13 Indie-pop duo The Parlor have a strange idea of what constitutes romantic fun: “Down at the cemetery, I picked an elderberry,” they sing on their latest single Dream. “And I showed you what happens when you crush one on your shirt.” Well, that just seems kinda weird, morbid and childish. But hey, what do I know? Judge for yourself. SAYS THE PRESS RELEASE:Dream held in it the realization of the couple’s tight bond, a glimpse of a blissful moment in an otherwise dark epoch. “This is a love song from two perspectives. Lovers in a cemetery. Partners forced to deal intimately with death while continually choosing to live and laugh and love. Both recognizing the acuteness of their own mortality and the impermanence of their partnership.” That’s a lot to read into an elderberry:

14 Some people see life’s glass as half-empty. The men of Toronto’s Wildlife see it as half-full — if not positively brimming with anthemic indie-rock, based on the sound and lyrical content of their latest single Wasted. SAYS THE PRESS RELEASE:Wasted is a song about trying to look at life differently when things basically suck. It’s so easy to be negative. Sometimes you’ve got to do a little mental karate to get back on track, and actually be productive or helpful to another person. When there are outside forces acting upon you that you don’t like, simply acknowledging them can drain their power.” I prefer mental yoga:

15 Alexander MacNeil has clearly spent plenty of quality time at the movies. And the frontman of Halfax indie-popsters Alexander and The Great Ones puts his cinematic knowledge to good use in their latest single A Love Letter to Alan Smithee. Thankfully, you can still enjoy it even if you don’t have to know that Alan Smithee is the fake name directors use when they don’t want their real name on a crappy movie. Two can play at the cinephile game, bub. SAYS THE PRESS RELEASE: “The first offering from their Sept. 27 album Super Turbo, single A Love Letter To Alan Smithee neatly weds MacNeil’s stylized ’50s R&B and ’70s rock sounds. Alexander & The Great Ones explore the sounds of the last century not as they were, but as they are: heart still pumping, freckled with rust.” And celluloid:

16 You just can’t stop some guys from playing by the rules. And enjoying it. Case in point: Halfax roots-rockers The Stanfields, who make it clear they’re game for anything with their latest single Rules Have All the Fun. Something else The Stanfields enjoying playing: The kazoo. As if you didn’t already know how odd they were. SAYS THE PRESS RELEASE: “A dizzying and zany shuffle, Rules Have All The Fun sees the band maintain their “predictably unpredictable” musical style with unique spin on the sounds from the golden age of entertainment – with nods to Tom Waits, Seeger Sessions Bruce Springsteen and of course, a lyrical social discourse that remains deeply embedded in the fabric of the band.” They came to play:

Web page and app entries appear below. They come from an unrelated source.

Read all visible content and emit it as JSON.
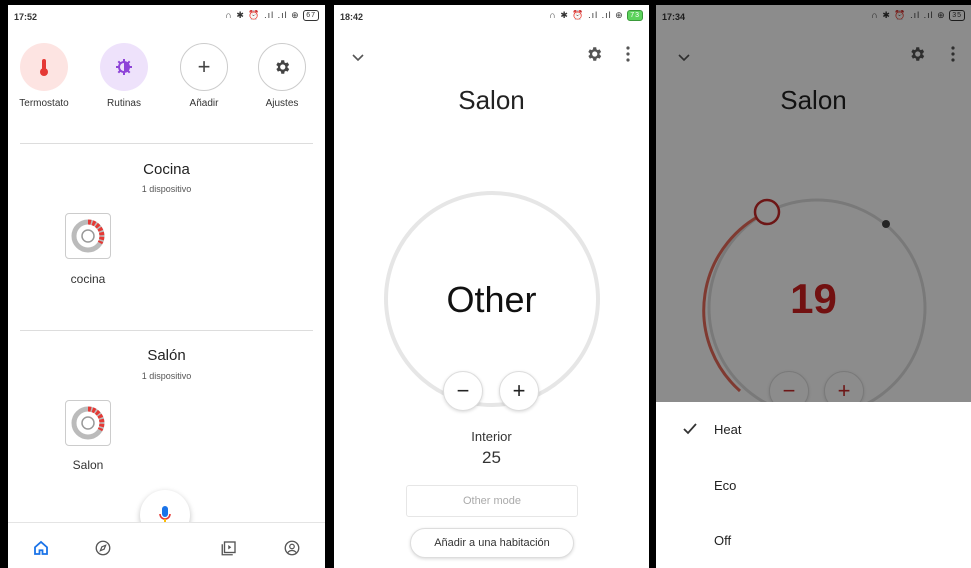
{
  "screen1": {
    "status": {
      "time": "17:52",
      "icons": "∩ ✱ ⏰ .ıl .ıl ⊕",
      "battery": "67"
    },
    "quick_actions": [
      {
        "label": "Termostato",
        "icon": "thermometer-icon"
      },
      {
        "label": "Rutinas",
        "icon": "routines-icon"
      },
      {
        "label": "Añadir",
        "icon": "plus-icon"
      },
      {
        "label": "Ajustes",
        "icon": "gear-icon"
      }
    ],
    "rooms": [
      {
        "title": "Cocina",
        "subtitle": "1 dispositivo",
        "device": "cocina",
        "icon": "thermostat-device-icon"
      },
      {
        "title": "Salón",
        "subtitle": "1 dispositivo",
        "device": "Salon",
        "icon": "thermostat-device-icon"
      }
    ],
    "nav": [
      "home-icon",
      "explore-icon",
      "media-icon",
      "account-icon"
    ],
    "colors": {
      "accent": "#1a73e8",
      "thermo_bg": "#fde4e2",
      "thermo_fg": "#e53935",
      "routine_bg": "#eee2fb",
      "routine_fg": "#8e44d8"
    }
  },
  "screen2": {
    "status": {
      "time": "18:42",
      "icons": "∩ ✱ ⏰ .ıl .ıl ⊕",
      "battery": "73"
    },
    "title": "Salon",
    "dial_text": "Other",
    "minus": "−",
    "plus": "+",
    "interior_label": "Interior",
    "interior_value": "25",
    "mode_placeholder": "Other mode",
    "add_room_label": "Añadir a una habitación"
  },
  "screen3": {
    "status": {
      "time": "17:34",
      "icons": "∩ ✱ ⏰ .ıl .ıl ⊕",
      "battery": "35"
    },
    "title": "Salon",
    "temperature": "19",
    "minus": "−",
    "plus": "+",
    "options": [
      {
        "label": "Heat",
        "selected": true
      },
      {
        "label": "Eco",
        "selected": false
      },
      {
        "label": "Off",
        "selected": false
      }
    ]
  }
}
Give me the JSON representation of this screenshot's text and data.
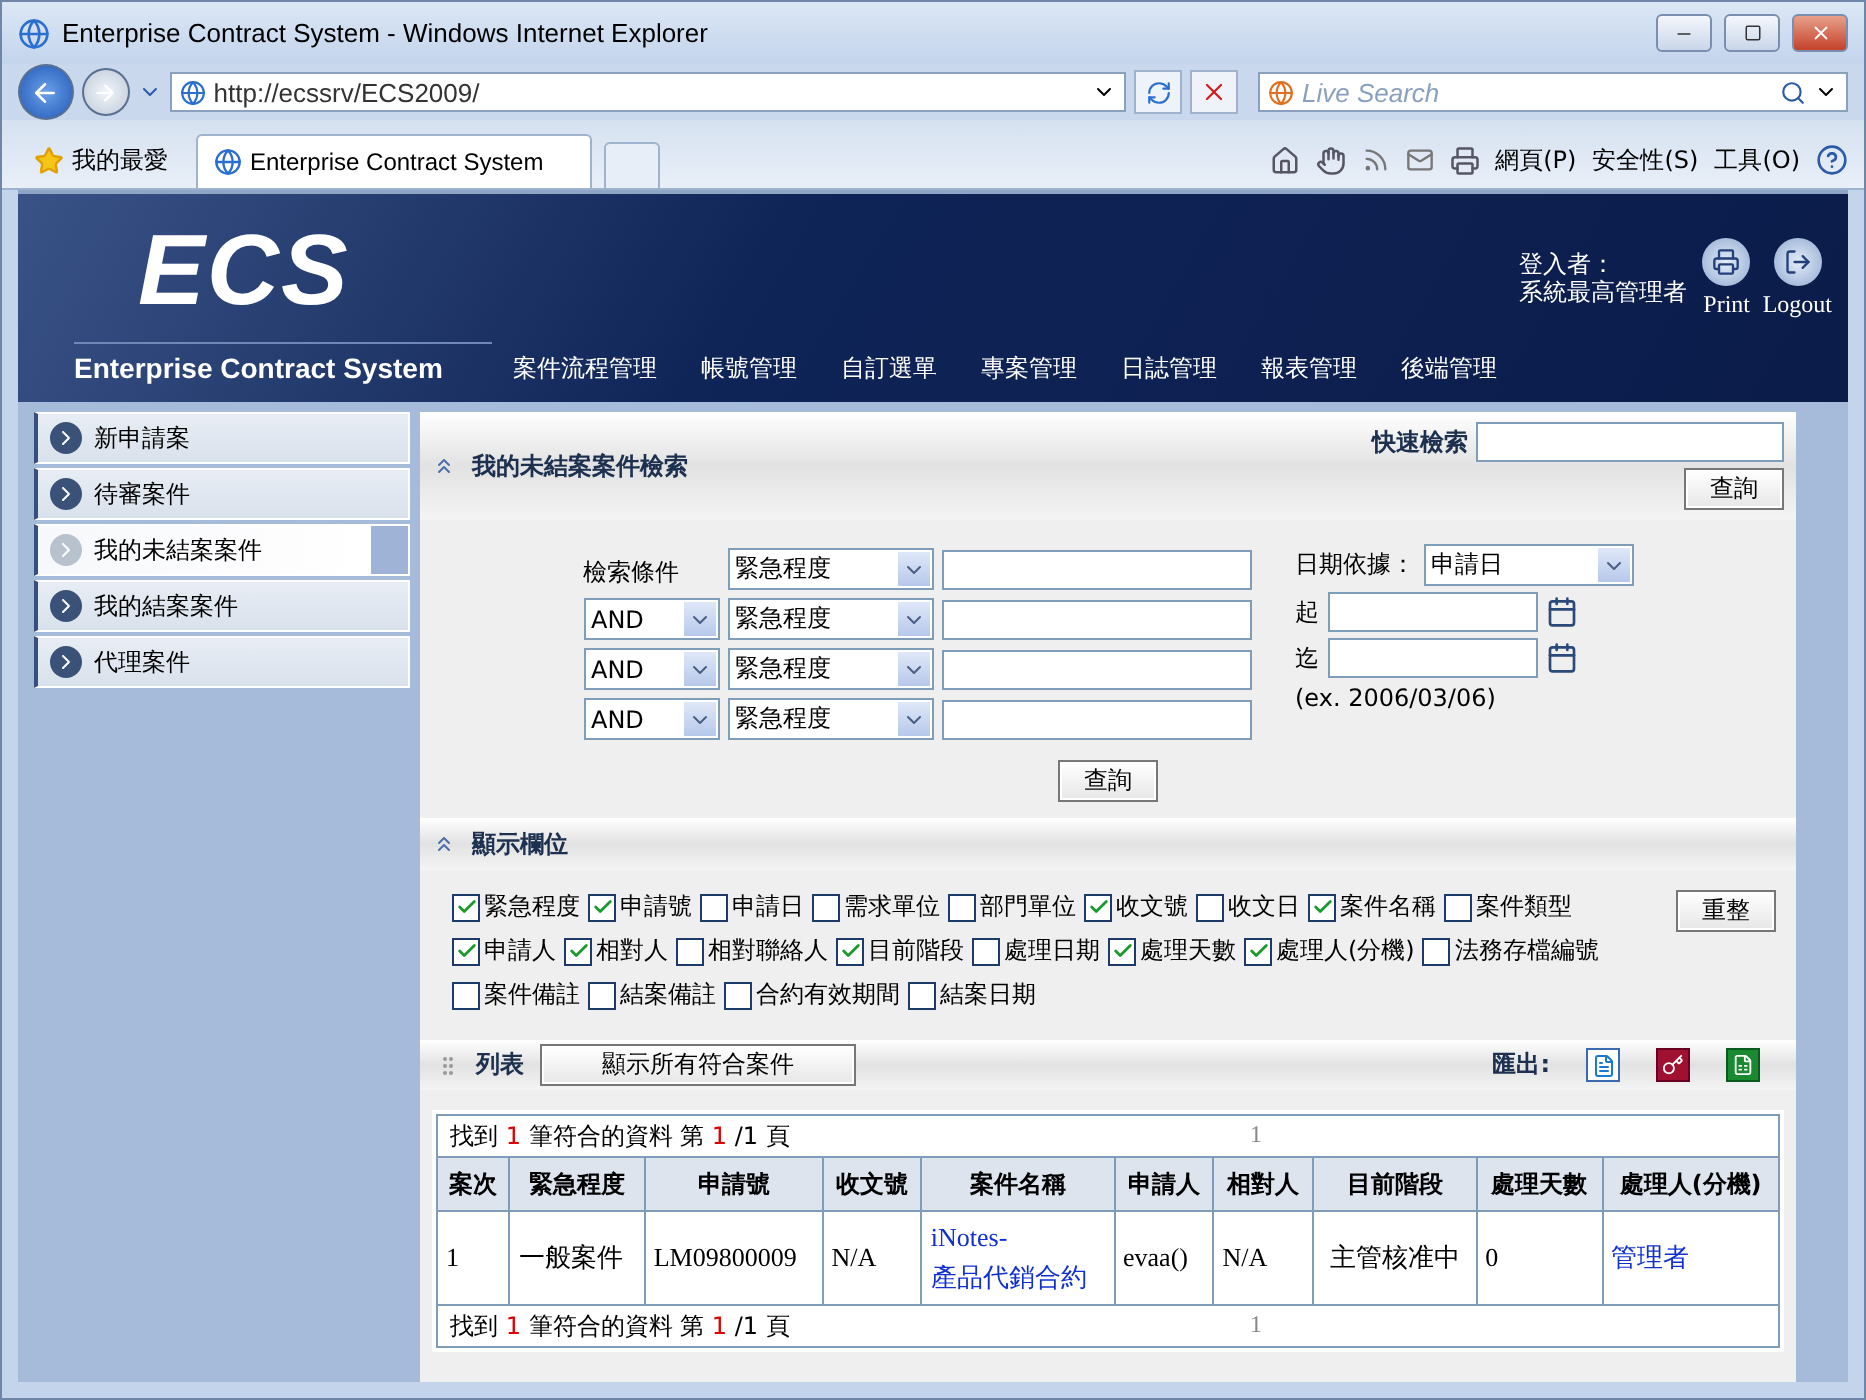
{
  "window": {
    "title": "Enterprise Contract System - Windows Internet Explorer"
  },
  "browser": {
    "address": "http://ecssrv/ECS2009/",
    "search_placeholder": "Live Search",
    "favorites": "我的最愛",
    "tab": "Enterprise Contract System",
    "menus": [
      "網頁(P)",
      "安全性(S)",
      "工具(O)"
    ]
  },
  "header": {
    "logo": "ECS",
    "subtitle": "Enterprise Contract System",
    "nav": [
      "案件流程管理",
      "帳號管理",
      "自訂選單",
      "專案管理",
      "日誌管理",
      "報表管理",
      "後端管理"
    ],
    "login_label": "登入者：",
    "user": "系統最高管理者",
    "actions": [
      {
        "kind": "print",
        "label": "Print"
      },
      {
        "kind": "logout",
        "label": "Logout"
      }
    ]
  },
  "sidebar": {
    "items": [
      {
        "label": "新申請案",
        "selected": false
      },
      {
        "label": "待審案件",
        "selected": false
      },
      {
        "label": "我的未結案案件",
        "selected": true
      },
      {
        "label": "我的結案案件",
        "selected": false
      },
      {
        "label": "代理案件",
        "selected": false
      }
    ]
  },
  "search": {
    "title": "我的未結案案件檢索",
    "quick_label": "快速檢索",
    "quick_button": "查詢",
    "criteria_label": "檢索條件",
    "rows": [
      {
        "field": "緊急程度"
      },
      {
        "operator": "AND",
        "field": "緊急程度"
      },
      {
        "operator": "AND",
        "field": "緊急程度"
      },
      {
        "operator": "AND",
        "field": "緊急程度"
      }
    ],
    "date_basis_label": "日期依據：",
    "date_basis": "申請日",
    "from_label": "起",
    "to_label": "迄",
    "date_hint": "(ex. 2006/03/06)",
    "submit": "查詢"
  },
  "columns": {
    "title": "顯示欄位",
    "reset": "重整",
    "options": [
      {
        "label": "緊急程度",
        "checked": true
      },
      {
        "label": "申請號",
        "checked": true
      },
      {
        "label": "申請日",
        "checked": false
      },
      {
        "label": "需求單位",
        "checked": false
      },
      {
        "label": "部門單位",
        "checked": false
      },
      {
        "label": "收文號",
        "checked": true
      },
      {
        "label": "收文日",
        "checked": false
      },
      {
        "label": "案件名稱",
        "checked": true
      },
      {
        "label": "案件類型",
        "checked": false
      },
      {
        "label": "申請人",
        "checked": true
      },
      {
        "label": "相對人",
        "checked": true
      },
      {
        "label": "相對聯絡人",
        "checked": false
      },
      {
        "label": "目前階段",
        "checked": true
      },
      {
        "label": "處理日期",
        "checked": false
      },
      {
        "label": "處理天數",
        "checked": true
      },
      {
        "label": "處理人(分機)",
        "checked": true
      },
      {
        "label": "法務存檔編號",
        "checked": false
      },
      {
        "label": "案件備註",
        "checked": false
      },
      {
        "label": "結案備註",
        "checked": false
      },
      {
        "label": "合約有效期間",
        "checked": false
      },
      {
        "label": "結案日期",
        "checked": false
      }
    ]
  },
  "list": {
    "title": "列表",
    "show_all": "顯示所有符合案件",
    "export_label": "匯出:",
    "summary_top": {
      "before": "找到 ",
      "count": "1",
      "middle": " 筆符合的資料 第 ",
      "page": "1",
      "after": " /1 頁",
      "pager": "1"
    },
    "summary_bottom": {
      "before": "找到 ",
      "count": "1",
      "middle": " 筆符合的資料 第 ",
      "page": "1",
      "after": " /1 頁",
      "pager": "1"
    },
    "table": {
      "columns": [
        "案次",
        "緊急程度",
        "申請號",
        "收文號",
        "案件名稱",
        "申請人",
        "相對人",
        "目前階段",
        "處理天數",
        "處理人(分機)"
      ],
      "rows": [
        {
          "cells": [
            {
              "text": "1"
            },
            {
              "text": "一般案件"
            },
            {
              "text": "LM09800009"
            },
            {
              "text": "N/A"
            },
            {
              "text": "iNotes-\n產品代銷合約",
              "kind": "link"
            },
            {
              "text": "evaa()"
            },
            {
              "text": "N/A"
            },
            {
              "text": "主管核准中"
            },
            {
              "text": "0"
            },
            {
              "text": "管理者",
              "kind": "link"
            }
          ]
        }
      ]
    }
  }
}
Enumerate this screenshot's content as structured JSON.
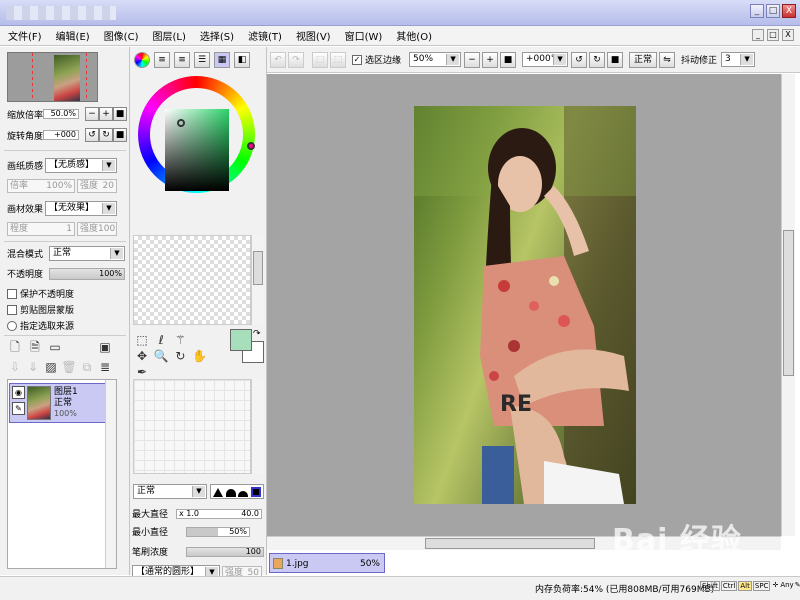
{
  "menu": [
    "文件(F)",
    "编辑(E)",
    "图像(C)",
    "图层(L)",
    "选择(S)",
    "滤镜(T)",
    "视图(V)",
    "窗口(W)",
    "其他(O)"
  ],
  "window_buttons": {
    "min": "_",
    "max": "□",
    "close": "X"
  },
  "navigator": {
    "zoom_label": "缩放倍率",
    "zoom_value": "50.0%",
    "rotate_label": "旋转角度",
    "rotate_value": "+000"
  },
  "paper": {
    "quality_label": "画纸质感",
    "quality_value": "【无质感】",
    "ratio_label": "倍率",
    "ratio_value": "100%",
    "strength_label": "强度",
    "strength_value": "20",
    "effect_label": "画材效果",
    "effect_value": "【无效果】",
    "degree_label": "程度",
    "degree_value": "1",
    "strength2_label": "强度",
    "strength2_value": "100"
  },
  "layer_props": {
    "blend_label": "混合模式",
    "blend_value": "正常",
    "opacity_label": "不透明度",
    "opacity_value": "100%",
    "preserve_opacity": "保护不透明度",
    "clipping": "剪贴图层蒙版",
    "selection_source": "指定选取来源"
  },
  "layer": {
    "name": "图层1",
    "mode": "正常",
    "opacity": "100%"
  },
  "brush": {
    "mode": "正常",
    "max_label": "最大直径",
    "max_mult": "x 1.0",
    "max_value": "40.0",
    "min_label": "最小直径",
    "min_value": "50%",
    "density_label": "笔刷浓度",
    "density_value": "100",
    "shape_value": "【通常的圆形】",
    "shape_strength_label": "强度",
    "shape_strength_value": "50",
    "level": 1.0
  },
  "toolbar": {
    "edge_label": "选区边缘",
    "zoom_value": "50%",
    "rotation_value": "+000°",
    "mode_value": "正常",
    "stabilizer_label": "抖动修正",
    "stabilizer_value": "3"
  },
  "file_tab": {
    "name": "1.jpg",
    "zoom": "50%"
  },
  "status": {
    "memory": "内存负荷率:54% (已用808MB/可用769MB)",
    "keys": [
      "Shift",
      "Ctrl",
      "Alt",
      "SPC"
    ],
    "any": "Any"
  },
  "watermark": "Bai 经验",
  "colors": {
    "accent": "#cac9f4",
    "current_color": "#a7dfbd",
    "canvas_bg": "#a4a4a4"
  }
}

17 You can tell a lot about a band by the names they drop. Take Southsea garage-rockers Colour of the Jungle. They say they take their inspiration from artists like Kings of Leon, Red Hot Chili Peppers and The Growlers — all of which is apparent from their latest single Steel Tray. But to their credit, their sound is far more than a sum of those parts. Because name-dropping will only get you so far. SAYS THE PRESS RELEASE:Steel Tray narrates pushing through tough times, when you feel the world is against you. Evans’ gritty vocals sing about the current status of societal issues and how life can often feel like you’re swimming upstream. Strutting with confidence, the single features jangly guitars and stomping percussion, all underpinned by an infectious and sun-soaked melody.” Welcome to the jungle: